Use existing whole genome datasets to create network associations with previously identified core genes:
Figure 1: Muli-omics bioinformatics workflow using heatmaps, correlation, PCA, and GO enrichment analysis to identify genomic network associations important in PDAC.
This part of the project uses The Cancer Genome Atlas (TCGA) and the International Cancer Genome Consortium (ICGC) data. The focus is on combining gene sequence, gene expression, methylation, and clinical information using several developed methods (e.g., principal component and SMV) to identify genome-wide associations with PDAC compared with adjacent normal pancreas tissue [2,3]. Dr. Jansen’s group has constructed a network of important genomic alterations associated with each of the key core genes. The linking of multi-omics data and core genes give them a more complete picture as to the importance of alterations associated with each gene and the ultimate role across different subgroupings of PDAC.
Use PDAC patient tumor samples to categorize associations based on key demographic and clinical variables:
Figure 2: Visualization of deterministic causal models as presented by Rothman et al. .
The group uses the networks defined above to investigate correlation between those alterations within patient sample sets based on key demographic and clinical variables (e.g., are alterations more likely among older PDAC patients compared to younger or among ever smokers compared with never smokers). This part of the project allows them to present observed individual causal models and describe if they vary by key demographic/clinical variables in order to generate hypothesis about PDAC development and progression and develop causal models .
There is a great advantage in using publicly available data and exploratory-based methods to analyze multiple types of genomic markers. This step is relatively cost effective and efficient, as a way to improve power and resources in deeper analyses. High quality and complete data are essential along with a biological understanding of the importance of specific pathways in PDAC development. With this project, Dr. Jansen’s group will be linking tumor genomics and patient characteristics to be used in future research such as projects focused on understanding PDAC development and progression. Their framework has very high potential to be generalized to the analysis of other PDAC samples and other cancers or disease types. Additionally, the results can provide other researchers with a foundation around which to focus resources to create intervention or treatment targets.
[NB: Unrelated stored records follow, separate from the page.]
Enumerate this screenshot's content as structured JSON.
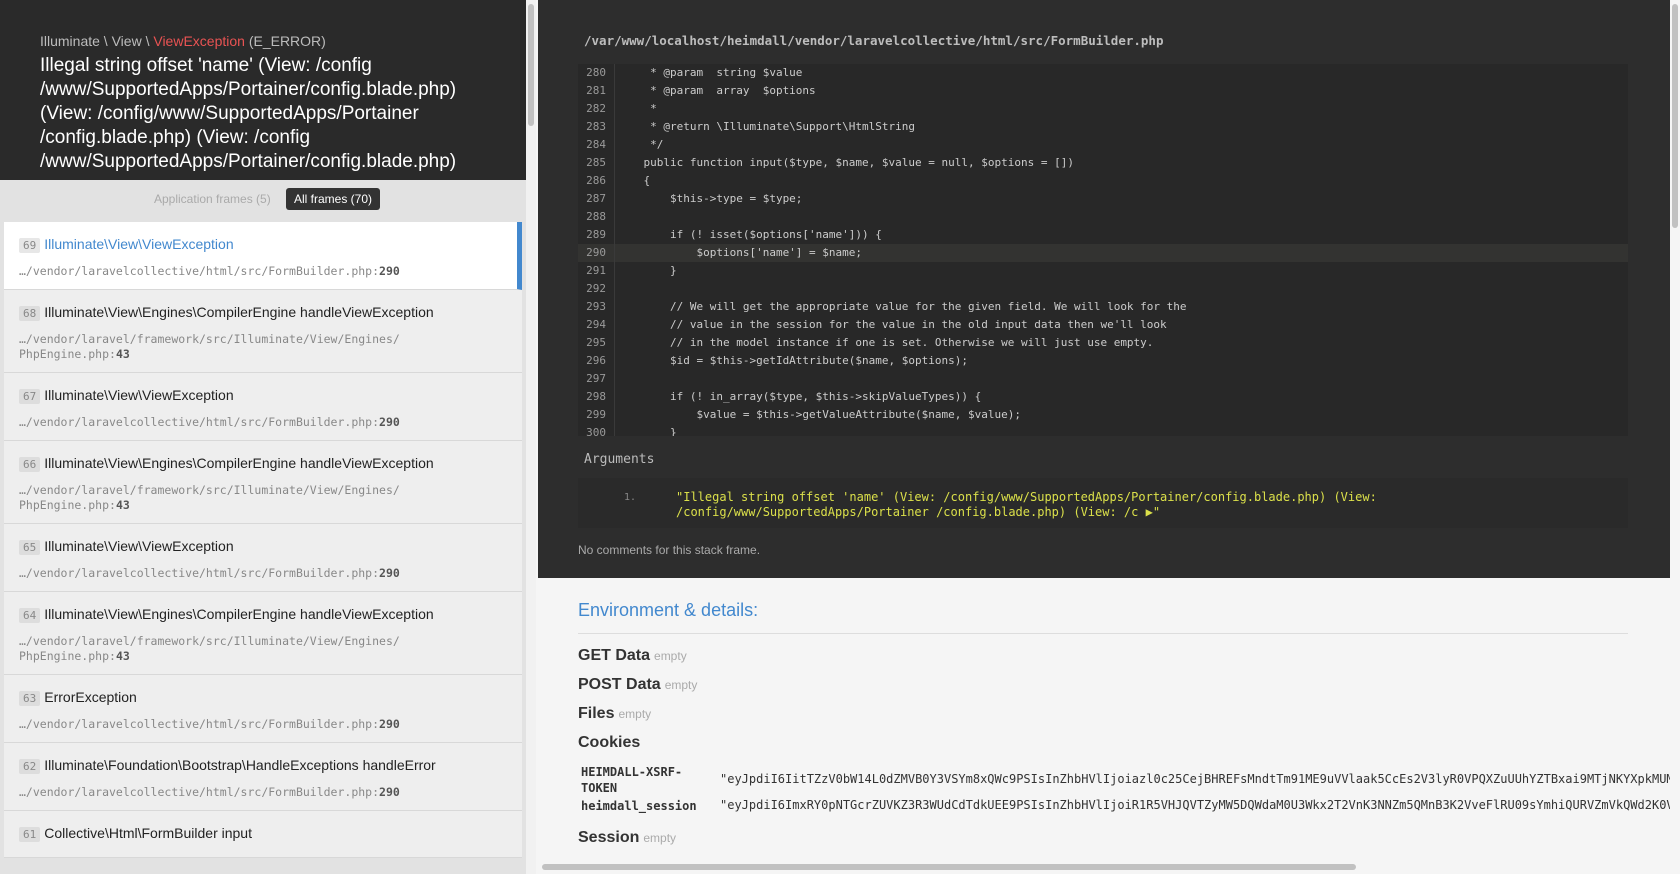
{
  "header": {
    "crumb1": "Illuminate",
    "sep1": " \\ ",
    "crumb2": "View",
    "sep2": " \\ ",
    "exception_class": "ViewException",
    "code": " (E_ERROR)",
    "message": "Illegal string offset 'name' (View: /config /www/SupportedApps/Portainer/config.blade.php) (View: /config/www/SupportedApps/Portainer /config.blade.php) (View: /config /www/SupportedApps/Portainer/config.blade.php)"
  },
  "filters": {
    "application": "Application frames (5)",
    "all": "All frames (70)"
  },
  "frames": [
    {
      "index": "69",
      "cls": "Illuminate\\View\\ViewException",
      "fn": "",
      "file": "…/vendor/laravelcollective/html/src/FormBuilder.php",
      "line": "290"
    },
    {
      "index": "68",
      "cls": "Illuminate\\View\\Engines\\CompilerEngine",
      "fn": "handleViewException",
      "file": "…/vendor/laravel/framework/src/Illuminate/View/Engines/ PhpEngine.php",
      "line": "43"
    },
    {
      "index": "67",
      "cls": "Illuminate\\View\\ViewException",
      "fn": "",
      "file": "…/vendor/laravelcollective/html/src/FormBuilder.php",
      "line": "290"
    },
    {
      "index": "66",
      "cls": "Illuminate\\View\\Engines\\CompilerEngine",
      "fn": "handleViewException",
      "file": "…/vendor/laravel/framework/src/Illuminate/View/Engines/ PhpEngine.php",
      "line": "43"
    },
    {
      "index": "65",
      "cls": "Illuminate\\View\\ViewException",
      "fn": "",
      "file": "…/vendor/laravelcollective/html/src/FormBuilder.php",
      "line": "290"
    },
    {
      "index": "64",
      "cls": "Illuminate\\View\\Engines\\CompilerEngine",
      "fn": "handleViewException",
      "file": "…/vendor/laravel/framework/src/Illuminate/View/Engines/ PhpEngine.php",
      "line": "43"
    },
    {
      "index": "63",
      "cls": "ErrorException",
      "fn": "",
      "file": "…/vendor/laravelcollective/html/src/FormBuilder.php",
      "line": "290"
    },
    {
      "index": "62",
      "cls": "Illuminate\\Foundation\\Bootstrap\\HandleExceptions",
      "fn": "handleError",
      "file": "…/vendor/laravelcollective/html/src/FormBuilder.php",
      "line": "290"
    },
    {
      "index": "61",
      "cls": "Collective\\Html\\FormBuilder",
      "fn": "input",
      "file": "",
      "line": ""
    }
  ],
  "code": {
    "path": "/var/www/localhost/heimdall/vendor/laravelcollective/html/src/FormBuilder.php",
    "highlight_line": "290",
    "lines": [
      {
        "n": "280",
        "t": "     * @param  string $value"
      },
      {
        "n": "281",
        "t": "     * @param  array  $options"
      },
      {
        "n": "282",
        "t": "     *"
      },
      {
        "n": "283",
        "t": "     * @return \\Illuminate\\Support\\HtmlString"
      },
      {
        "n": "284",
        "t": "     */"
      },
      {
        "n": "285",
        "t": "    public function input($type, $name, $value = null, $options = [])"
      },
      {
        "n": "286",
        "t": "    {"
      },
      {
        "n": "287",
        "t": "        $this->type = $type;"
      },
      {
        "n": "288",
        "t": ""
      },
      {
        "n": "289",
        "t": "        if (! isset($options['name'])) {"
      },
      {
        "n": "290",
        "t": "            $options['name'] = $name;"
      },
      {
        "n": "291",
        "t": "        }"
      },
      {
        "n": "292",
        "t": ""
      },
      {
        "n": "293",
        "t": "        // We will get the appropriate value for the given field. We will look for the"
      },
      {
        "n": "294",
        "t": "        // value in the session for the value in the old input data then we'll look"
      },
      {
        "n": "295",
        "t": "        // in the model instance if one is set. Otherwise we will just use empty."
      },
      {
        "n": "296",
        "t": "        $id = $this->getIdAttribute($name, $options);"
      },
      {
        "n": "297",
        "t": ""
      },
      {
        "n": "298",
        "t": "        if (! in_array($type, $this->skipValueTypes)) {"
      },
      {
        "n": "299",
        "t": "            $value = $this->getValueAttribute($name, $value);"
      },
      {
        "n": "300",
        "t": "        }"
      }
    ]
  },
  "arguments": {
    "label": "Arguments",
    "number": "1.",
    "value": "\"Illegal string offset 'name' (View: /config/www/SupportedApps/Portainer/config.blade.php) (View: /config/www/SupportedApps/Portainer /config.blade.php) (View: /c ▶\""
  },
  "no_comments": "No comments for this stack frame.",
  "details": {
    "title": "Environment & details:",
    "get": "GET Data",
    "post": "POST Data",
    "files": "Files",
    "cookies": "Cookies",
    "session": "Session",
    "empty": "empty",
    "cookie_rows": [
      {
        "k": "HEIMDALL-XSRF-TOKEN",
        "v": "\"eyJpdiI6IitTZzV0bW14L0dZMVB0Y3VSYm8xQWc9PSIsInZhbHVlIjoiazl0c25CejBHREFsMndtTm91ME9uVVlaak5CcEs2V3lyR0VPQXZuUUhYZTBxai9MTjNKYXpkMUM"
      },
      {
        "k": "heimdall_session",
        "v": "\"eyJpdiI6ImxRY0pNTGcrZUVKZ3R3WUdCdTdkUEE9PSIsInZhbHVlIjoiR1R5VHJQVTZyMW5DQWdaM0U3Wkx2T2VnK3NNZm5QMnB3K2VveFlRU09sYmhiQURVZmVkQWd2K0V"
      }
    ]
  }
}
The group relies on HPC resources at CCAST to improve the speed of analyses and efficiently download, store, and process these large genomic datasets.
 Jones, S.; Zhang, X.; Parsons, D.W.; Lin, J.C.-H.; Leary, R.J.; Angenendt, P.; Mankoo, P.; Carter, H.; Kamiyama, H.; Jimeno, A.; et al. Core signaling pathways in human pancreatic cancers revealed by global genomic analyses. Science 2008, 321, 1801–6.
 Kwon, M.-S.; Kim, Y.; Lee, S.; Namkung, J.; Yun, T.; Yi, S.G.; Han, S.; Kang, M.; Kim, S.W.; Jang, J.-Y.; et al. Integrative analysis of multi-omics data for identifying multi-markers for diagnosing pancreatic cancer. BMC Genomics 2015, 16 Suppl 9, S4.
 Rajamani, D.; Bhasin, M.K. Identification of key regulators of pancreatic cancer progression through multidimensional systems-level analysis. Genome Med. 2016, 8, 38.
 Rothman, K.J.; Greenland, S. Causation and causal inference in epidemiology. Am. J. Public Health 2005, 95.